Rowan’s mission is to help parents maintain an open dialogue with their daughters, to provide a safe place for them to explore their changing feelings, and to encourage them to find the strength in their own voice.
We recently sat down with Dr. Colleen Jacobson, a licensed clinical psychologist and associate professor at Iona College, to explore her thoughts on the best ways to communicate with young girls. Here’s what she told us.
What are some of the big challenges tweens face today with regard to relationships and developing a strong “voice?”
Early adolescence is a time when girls are questioning their identities and looking outward to others to understand themselves. It is a time when peers become a strong influence. It is natural for tweens to compare themselves to their peers in all areas: academics, popularity, looks, athletic ability. This is nothing new.
However, I do think that today's tweens face unique challenges due to their constant connection to others via technology. They are literally bombarded, 24/7, with images of “perfect” people doing amazing, exciting things, and keeping it all together. These unrealistic versions of life can negatively influence the developing self-esteem of young tweens.
It is so important to discuss these issues with our daughters. Having open conversations about the manner in which social media and media in general can influence how we feel about ourselves can be very helpful.
In your work with teens/tweens, what have been some of the ways that parents have proactively improved communication?
We have conducted research to examine how comfort expressing feelings to others is associated with risk for suicide attempts and engagement in self-injury. We examined these links partly as a result of doing clinical work with teens and noticing that those who were engaging in cutting and other self-injurious behaviors had great difficulty talking to their parents about their feelings. Our research found that those who have more discomfort discussing feeling with others are more likely to express suicidal ideation and engage in suicide attempts and non-suicidal self-injury.

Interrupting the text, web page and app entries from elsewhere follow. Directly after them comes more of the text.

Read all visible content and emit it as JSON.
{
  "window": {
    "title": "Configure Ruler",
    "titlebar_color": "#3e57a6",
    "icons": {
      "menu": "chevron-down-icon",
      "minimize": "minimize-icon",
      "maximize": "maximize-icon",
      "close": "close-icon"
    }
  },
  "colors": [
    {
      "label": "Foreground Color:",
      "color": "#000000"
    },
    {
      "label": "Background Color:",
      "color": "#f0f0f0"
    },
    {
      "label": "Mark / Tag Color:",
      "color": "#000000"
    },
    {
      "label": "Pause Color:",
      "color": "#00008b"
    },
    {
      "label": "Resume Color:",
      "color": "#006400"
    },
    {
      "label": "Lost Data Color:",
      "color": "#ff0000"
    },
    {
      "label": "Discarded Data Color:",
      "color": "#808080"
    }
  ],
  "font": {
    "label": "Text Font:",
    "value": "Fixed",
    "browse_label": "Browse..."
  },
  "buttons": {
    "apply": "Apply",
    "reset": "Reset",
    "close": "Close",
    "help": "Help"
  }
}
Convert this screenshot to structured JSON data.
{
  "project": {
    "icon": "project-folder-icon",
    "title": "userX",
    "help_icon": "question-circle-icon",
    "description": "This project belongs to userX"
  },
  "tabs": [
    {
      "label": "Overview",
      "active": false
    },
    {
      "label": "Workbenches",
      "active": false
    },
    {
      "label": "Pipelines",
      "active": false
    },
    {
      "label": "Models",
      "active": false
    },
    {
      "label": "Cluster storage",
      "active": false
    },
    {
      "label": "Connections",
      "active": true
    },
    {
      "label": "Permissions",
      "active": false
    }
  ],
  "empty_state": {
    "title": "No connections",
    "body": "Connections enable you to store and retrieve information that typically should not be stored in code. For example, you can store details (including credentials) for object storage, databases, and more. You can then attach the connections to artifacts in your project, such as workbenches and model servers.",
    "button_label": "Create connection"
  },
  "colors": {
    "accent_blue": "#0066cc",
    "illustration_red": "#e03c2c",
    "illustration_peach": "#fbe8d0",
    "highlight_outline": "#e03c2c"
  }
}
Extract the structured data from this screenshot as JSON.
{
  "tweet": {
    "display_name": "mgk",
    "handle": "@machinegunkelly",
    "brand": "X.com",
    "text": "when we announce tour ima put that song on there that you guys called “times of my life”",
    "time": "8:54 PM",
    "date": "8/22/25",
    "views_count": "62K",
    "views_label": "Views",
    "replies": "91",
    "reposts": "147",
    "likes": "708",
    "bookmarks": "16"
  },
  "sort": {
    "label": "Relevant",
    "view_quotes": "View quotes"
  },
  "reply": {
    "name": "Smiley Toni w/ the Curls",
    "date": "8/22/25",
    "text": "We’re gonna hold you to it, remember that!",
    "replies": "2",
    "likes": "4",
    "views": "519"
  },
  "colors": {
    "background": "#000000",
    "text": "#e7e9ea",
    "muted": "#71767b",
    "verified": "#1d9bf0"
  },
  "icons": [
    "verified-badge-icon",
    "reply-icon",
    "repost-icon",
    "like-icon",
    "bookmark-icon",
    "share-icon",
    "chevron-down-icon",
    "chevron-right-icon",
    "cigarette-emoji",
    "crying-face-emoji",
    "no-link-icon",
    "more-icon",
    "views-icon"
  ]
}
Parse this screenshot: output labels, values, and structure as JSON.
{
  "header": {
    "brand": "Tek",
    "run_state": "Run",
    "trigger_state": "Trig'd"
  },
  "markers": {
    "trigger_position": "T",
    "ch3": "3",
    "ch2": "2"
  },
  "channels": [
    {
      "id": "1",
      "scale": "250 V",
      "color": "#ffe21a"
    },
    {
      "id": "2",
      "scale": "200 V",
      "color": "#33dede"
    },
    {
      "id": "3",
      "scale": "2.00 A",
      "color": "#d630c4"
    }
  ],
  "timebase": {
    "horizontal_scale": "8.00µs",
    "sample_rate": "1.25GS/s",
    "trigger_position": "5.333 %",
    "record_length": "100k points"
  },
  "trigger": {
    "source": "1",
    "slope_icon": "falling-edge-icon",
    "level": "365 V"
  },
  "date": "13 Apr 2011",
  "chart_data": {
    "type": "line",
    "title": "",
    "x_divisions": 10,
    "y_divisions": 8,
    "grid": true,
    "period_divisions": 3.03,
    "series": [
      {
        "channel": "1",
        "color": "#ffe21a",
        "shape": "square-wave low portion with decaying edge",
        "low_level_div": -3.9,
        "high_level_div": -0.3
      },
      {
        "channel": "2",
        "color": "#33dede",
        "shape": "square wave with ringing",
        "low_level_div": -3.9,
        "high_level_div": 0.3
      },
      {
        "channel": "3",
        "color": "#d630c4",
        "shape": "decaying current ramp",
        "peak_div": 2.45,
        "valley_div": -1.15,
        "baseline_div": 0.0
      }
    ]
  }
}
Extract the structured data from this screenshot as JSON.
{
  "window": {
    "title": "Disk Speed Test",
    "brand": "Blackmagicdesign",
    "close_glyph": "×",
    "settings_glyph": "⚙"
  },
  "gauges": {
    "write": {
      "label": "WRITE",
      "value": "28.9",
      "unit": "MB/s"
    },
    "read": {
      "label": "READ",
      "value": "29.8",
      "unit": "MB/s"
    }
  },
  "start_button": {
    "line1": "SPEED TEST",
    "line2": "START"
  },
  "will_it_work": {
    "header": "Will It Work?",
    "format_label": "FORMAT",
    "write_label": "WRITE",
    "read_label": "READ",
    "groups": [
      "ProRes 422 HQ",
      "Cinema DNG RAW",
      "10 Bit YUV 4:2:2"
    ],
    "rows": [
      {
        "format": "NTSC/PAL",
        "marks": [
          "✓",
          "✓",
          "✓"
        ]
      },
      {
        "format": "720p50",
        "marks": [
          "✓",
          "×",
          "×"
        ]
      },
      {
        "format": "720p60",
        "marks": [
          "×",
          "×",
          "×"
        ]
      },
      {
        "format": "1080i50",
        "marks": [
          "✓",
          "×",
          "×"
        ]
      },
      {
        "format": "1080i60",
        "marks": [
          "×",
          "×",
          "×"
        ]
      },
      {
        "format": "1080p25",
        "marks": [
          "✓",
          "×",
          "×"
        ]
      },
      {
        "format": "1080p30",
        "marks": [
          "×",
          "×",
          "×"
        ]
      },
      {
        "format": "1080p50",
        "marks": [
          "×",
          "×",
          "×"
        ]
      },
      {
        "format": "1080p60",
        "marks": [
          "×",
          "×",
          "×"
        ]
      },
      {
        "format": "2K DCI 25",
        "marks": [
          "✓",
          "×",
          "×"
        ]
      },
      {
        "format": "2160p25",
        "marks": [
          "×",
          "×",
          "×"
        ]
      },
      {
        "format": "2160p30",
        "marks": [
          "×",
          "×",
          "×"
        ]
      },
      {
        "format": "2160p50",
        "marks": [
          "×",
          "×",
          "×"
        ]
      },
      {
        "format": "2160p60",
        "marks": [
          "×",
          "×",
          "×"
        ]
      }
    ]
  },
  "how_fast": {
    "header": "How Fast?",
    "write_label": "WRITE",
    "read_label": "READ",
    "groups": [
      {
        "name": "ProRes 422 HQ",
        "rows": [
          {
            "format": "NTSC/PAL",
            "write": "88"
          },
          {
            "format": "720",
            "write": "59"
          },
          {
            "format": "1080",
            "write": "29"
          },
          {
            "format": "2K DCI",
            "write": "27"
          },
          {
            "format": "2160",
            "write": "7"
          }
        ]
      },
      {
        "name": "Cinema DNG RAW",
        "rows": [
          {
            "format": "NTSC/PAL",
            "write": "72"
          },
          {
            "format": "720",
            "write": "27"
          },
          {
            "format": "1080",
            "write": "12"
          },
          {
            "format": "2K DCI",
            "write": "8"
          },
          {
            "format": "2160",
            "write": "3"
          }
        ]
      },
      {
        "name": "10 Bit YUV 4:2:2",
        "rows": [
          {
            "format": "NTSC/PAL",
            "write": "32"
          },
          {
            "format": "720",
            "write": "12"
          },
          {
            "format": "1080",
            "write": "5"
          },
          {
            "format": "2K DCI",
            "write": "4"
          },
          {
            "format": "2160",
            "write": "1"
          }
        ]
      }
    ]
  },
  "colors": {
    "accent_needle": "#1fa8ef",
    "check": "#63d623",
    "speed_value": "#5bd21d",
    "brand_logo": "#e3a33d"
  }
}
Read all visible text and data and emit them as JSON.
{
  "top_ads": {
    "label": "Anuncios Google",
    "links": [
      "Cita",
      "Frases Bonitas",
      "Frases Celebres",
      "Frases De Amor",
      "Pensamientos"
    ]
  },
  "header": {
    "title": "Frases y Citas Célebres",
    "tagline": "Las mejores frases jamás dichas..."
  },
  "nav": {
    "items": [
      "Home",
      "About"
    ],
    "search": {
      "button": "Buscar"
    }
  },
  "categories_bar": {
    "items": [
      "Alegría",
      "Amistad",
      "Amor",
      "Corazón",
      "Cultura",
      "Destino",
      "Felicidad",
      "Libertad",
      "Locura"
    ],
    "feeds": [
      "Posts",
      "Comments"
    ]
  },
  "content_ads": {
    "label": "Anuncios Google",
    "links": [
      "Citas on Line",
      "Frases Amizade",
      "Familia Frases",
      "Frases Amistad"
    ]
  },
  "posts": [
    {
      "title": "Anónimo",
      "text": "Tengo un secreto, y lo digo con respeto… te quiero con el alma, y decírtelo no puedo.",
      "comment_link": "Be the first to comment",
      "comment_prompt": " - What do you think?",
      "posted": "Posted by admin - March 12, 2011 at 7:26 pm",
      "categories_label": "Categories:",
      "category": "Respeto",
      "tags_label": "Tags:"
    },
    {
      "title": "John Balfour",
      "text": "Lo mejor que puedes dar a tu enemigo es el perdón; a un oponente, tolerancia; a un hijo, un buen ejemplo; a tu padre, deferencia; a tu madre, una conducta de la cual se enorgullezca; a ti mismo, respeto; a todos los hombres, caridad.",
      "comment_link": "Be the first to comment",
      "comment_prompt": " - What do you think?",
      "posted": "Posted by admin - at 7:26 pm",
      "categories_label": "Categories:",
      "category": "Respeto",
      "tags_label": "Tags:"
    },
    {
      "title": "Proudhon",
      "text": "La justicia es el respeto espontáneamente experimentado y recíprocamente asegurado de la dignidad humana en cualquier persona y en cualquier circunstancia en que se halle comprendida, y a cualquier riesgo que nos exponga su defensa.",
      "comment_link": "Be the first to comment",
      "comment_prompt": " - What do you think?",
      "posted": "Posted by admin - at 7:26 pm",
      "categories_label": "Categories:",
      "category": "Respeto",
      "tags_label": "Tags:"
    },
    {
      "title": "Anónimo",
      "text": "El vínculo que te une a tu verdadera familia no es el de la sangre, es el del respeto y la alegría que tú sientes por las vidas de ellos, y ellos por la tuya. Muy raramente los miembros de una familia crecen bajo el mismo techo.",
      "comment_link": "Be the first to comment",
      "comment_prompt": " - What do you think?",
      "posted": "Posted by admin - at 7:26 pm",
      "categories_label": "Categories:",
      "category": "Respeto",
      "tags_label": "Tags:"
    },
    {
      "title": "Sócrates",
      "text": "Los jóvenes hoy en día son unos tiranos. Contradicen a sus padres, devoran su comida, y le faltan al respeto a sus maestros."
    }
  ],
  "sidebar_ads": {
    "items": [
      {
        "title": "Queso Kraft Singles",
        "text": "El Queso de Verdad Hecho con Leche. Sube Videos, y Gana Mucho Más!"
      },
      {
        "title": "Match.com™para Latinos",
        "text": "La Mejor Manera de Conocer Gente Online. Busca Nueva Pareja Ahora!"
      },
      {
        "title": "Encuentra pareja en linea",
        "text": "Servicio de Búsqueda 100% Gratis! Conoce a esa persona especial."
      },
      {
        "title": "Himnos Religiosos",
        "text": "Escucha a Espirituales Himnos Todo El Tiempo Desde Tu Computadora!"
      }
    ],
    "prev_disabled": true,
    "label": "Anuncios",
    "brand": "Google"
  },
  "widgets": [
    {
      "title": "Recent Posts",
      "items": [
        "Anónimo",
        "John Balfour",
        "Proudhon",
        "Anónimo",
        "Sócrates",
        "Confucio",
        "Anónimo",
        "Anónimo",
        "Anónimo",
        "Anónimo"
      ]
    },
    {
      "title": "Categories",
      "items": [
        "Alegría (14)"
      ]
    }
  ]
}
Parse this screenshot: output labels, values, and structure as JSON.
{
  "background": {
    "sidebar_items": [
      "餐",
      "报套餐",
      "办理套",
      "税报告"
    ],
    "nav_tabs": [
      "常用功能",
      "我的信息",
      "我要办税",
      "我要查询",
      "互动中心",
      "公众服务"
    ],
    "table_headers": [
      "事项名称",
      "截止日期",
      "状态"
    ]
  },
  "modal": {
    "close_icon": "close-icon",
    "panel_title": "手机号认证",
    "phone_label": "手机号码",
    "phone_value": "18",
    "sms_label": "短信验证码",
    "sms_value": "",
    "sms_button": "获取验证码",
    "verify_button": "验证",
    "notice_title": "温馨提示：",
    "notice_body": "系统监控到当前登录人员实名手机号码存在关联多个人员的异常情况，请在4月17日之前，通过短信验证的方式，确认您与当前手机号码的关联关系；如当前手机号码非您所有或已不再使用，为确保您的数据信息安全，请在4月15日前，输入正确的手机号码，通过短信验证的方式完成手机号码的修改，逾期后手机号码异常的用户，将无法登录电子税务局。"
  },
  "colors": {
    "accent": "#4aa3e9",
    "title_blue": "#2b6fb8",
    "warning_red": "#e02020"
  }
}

It is so important that teens who are struggling with negative emotions, such as depression, anxiety, loneliness, and self-hatred feel comfortable talking with their parents or other trusted adults about these feelings.
In Interpersonal Psychotherapy we teach many skills to assist teens and parents in their communications. Often when a teen is feeling dysregulated (i.e., moody, angry), conversations with parents can quickly become tense and escalate into arguments. We encourage teens use skills such as “strike when the iron is cold,” meaning when they want to broach a sensitive topic with parents, do so at a time when the parent has time to talk.
Do you have any suggestions for parents that are trying to get tweens to talk?
The same can be true for parents wanting to begin conversations with their tweens. Do not jump in when your child is very upset to discuss heated topics (such as grades, romantic interests, use of cell phones/social media, problems with friends, sex). Let your child know that you are there for them to talk any time, and have open conversations about the above topics when things are going well. That way, when something stressful or problematic does come up, that line of communication is already open and therefore both the child and the parent will be more comfortable discussing these matters.
Dr. Colleen Jacobson is an Associate Professor of Psychology at Iona College in New Rochelle, NY and a licensed clinical psychologist. Dr. Jacobson teaches courses related to mental illness, suicide, psychotherapy, and research methods at the undergraduate and graduate levels. Her research and clinical interests lie in the areas of depression, suicide and self-injurious behaviors among adolescents and young adults, and her work is widely published in medical/psychology journals and texts. Dr. Jacobson has recently turned attention toward understanding how self-injury and suicide are represented on social media sites and how greater use of technology and social media among young people is affecting mental health more generally. Dr. Jacobson also practices and teaches mindfulness training as a tool to manage stress, depression, and anxiety.
Polanco-Roman, L., Moore, A., Tsypes, A., Jacobson, C., & Miranda, R. (2017). Emotion reactivity, emotion expressivity, and future suicidal ideation in emerging adults. Journal of Clinical Psychology, early release available on-line.
Jacobson, C. M., Mufson, L. H., & Young, J. F. (2017). Treating Adolescent Depression using Interpersonal Psychotherapy (updated chapter). In In J. R. Weisz and A. E. Kazdin (Eds.), pp. 140 – 158. Evidence-based Psychotherapies for Children and Adolescents, Third Edition. New York: Guilford Press.